----- Dataset excerpts

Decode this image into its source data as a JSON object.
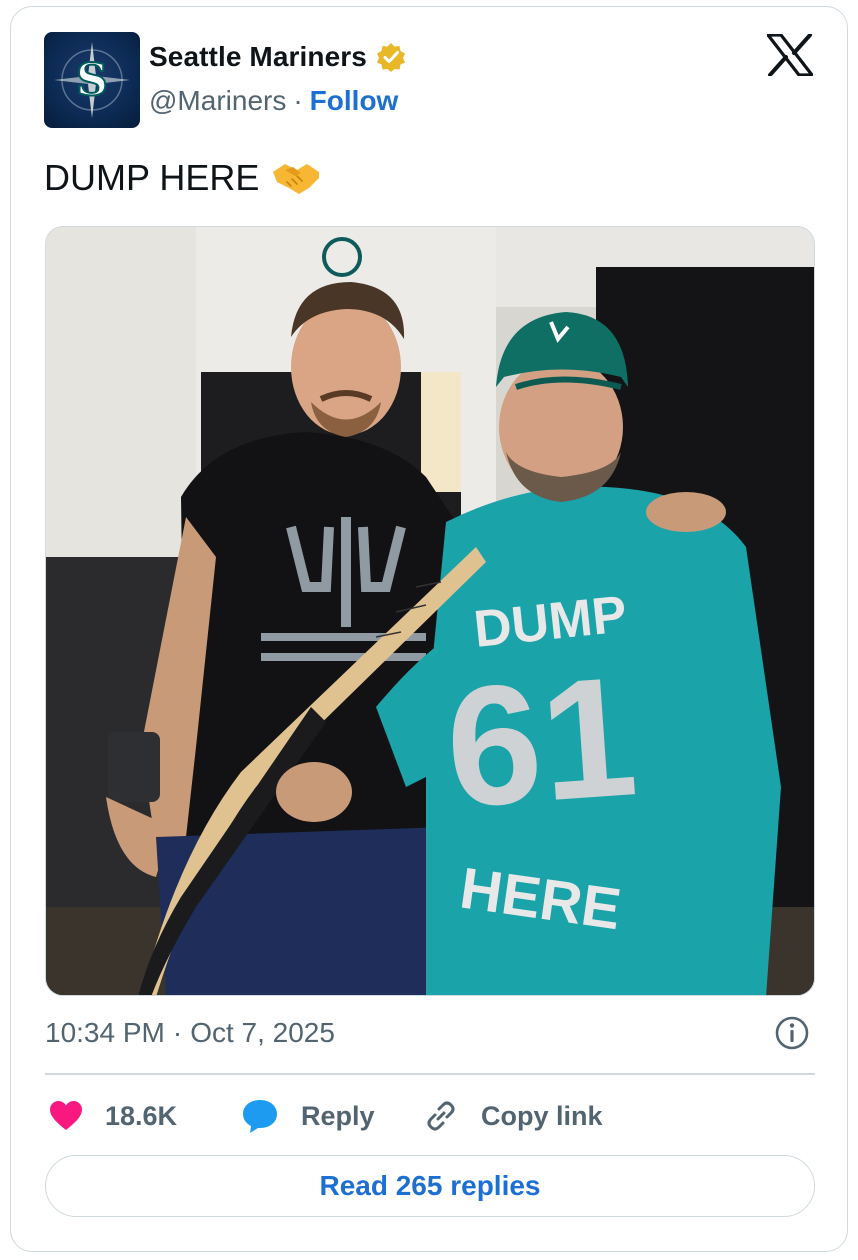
{
  "author": {
    "name": "Seattle Mariners",
    "handle": "@Mariners",
    "separator": "·",
    "follow_label": "Follow",
    "verified_badge_color": "#e8b829",
    "avatar_icon": "mariners-compass-s-logo"
  },
  "platform_icon": "x-logo",
  "tweet": {
    "text": "DUMP HERE",
    "emoji": "handshake-emoji",
    "photo_icon": "photo-two-men-holding-bat"
  },
  "meta": {
    "time": "10:34 PM",
    "separator": "·",
    "date": "Oct 7, 2025",
    "info_icon": "info-icon"
  },
  "actions": {
    "likes_count": "18.6K",
    "reply_label": "Reply",
    "copy_link_label": "Copy link",
    "like_color": "#f91880",
    "reply_color": "#1d9bf0"
  },
  "read_replies_label": "Read 265 replies",
  "colors": {
    "accent": "#1d6fd1",
    "muted": "#536471",
    "border": "#cfd9de"
  }
}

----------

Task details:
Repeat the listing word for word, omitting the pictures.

Solution:
Decode this image into its source data as a JSON object.
{
  "author": {
    "name": "Seattle Mariners",
    "handle": "@Mariners",
    "separator": "·",
    "follow_label": "Follow",
    "verified_badge_color": "#e8b829",
    "avatar_icon": "mariners-compass-s-logo"
  },
  "platform_icon": "x-logo",
  "tweet": {
    "text": "DUMP HERE",
    "emoji": "handshake-emoji",
    "photo_icon": "photo-two-men-holding-bat"
  },
  "meta": {
    "time": "10:34 PM",
    "separator": "·",
    "date": "Oct 7, 2025",
    "info_icon": "info-icon"
  },
  "actions": {
    "likes_count": "18.6K",
    "reply_label": "Reply",
    "copy_link_label": "Copy link",
    "like_color": "#f91880",
    "reply_color": "#1d9bf0"
  },
  "read_replies_label": "Read 265 replies",
  "colors": {
    "accent": "#1d6fd1",
    "muted": "#536471",
    "border": "#cfd9de"
  }
}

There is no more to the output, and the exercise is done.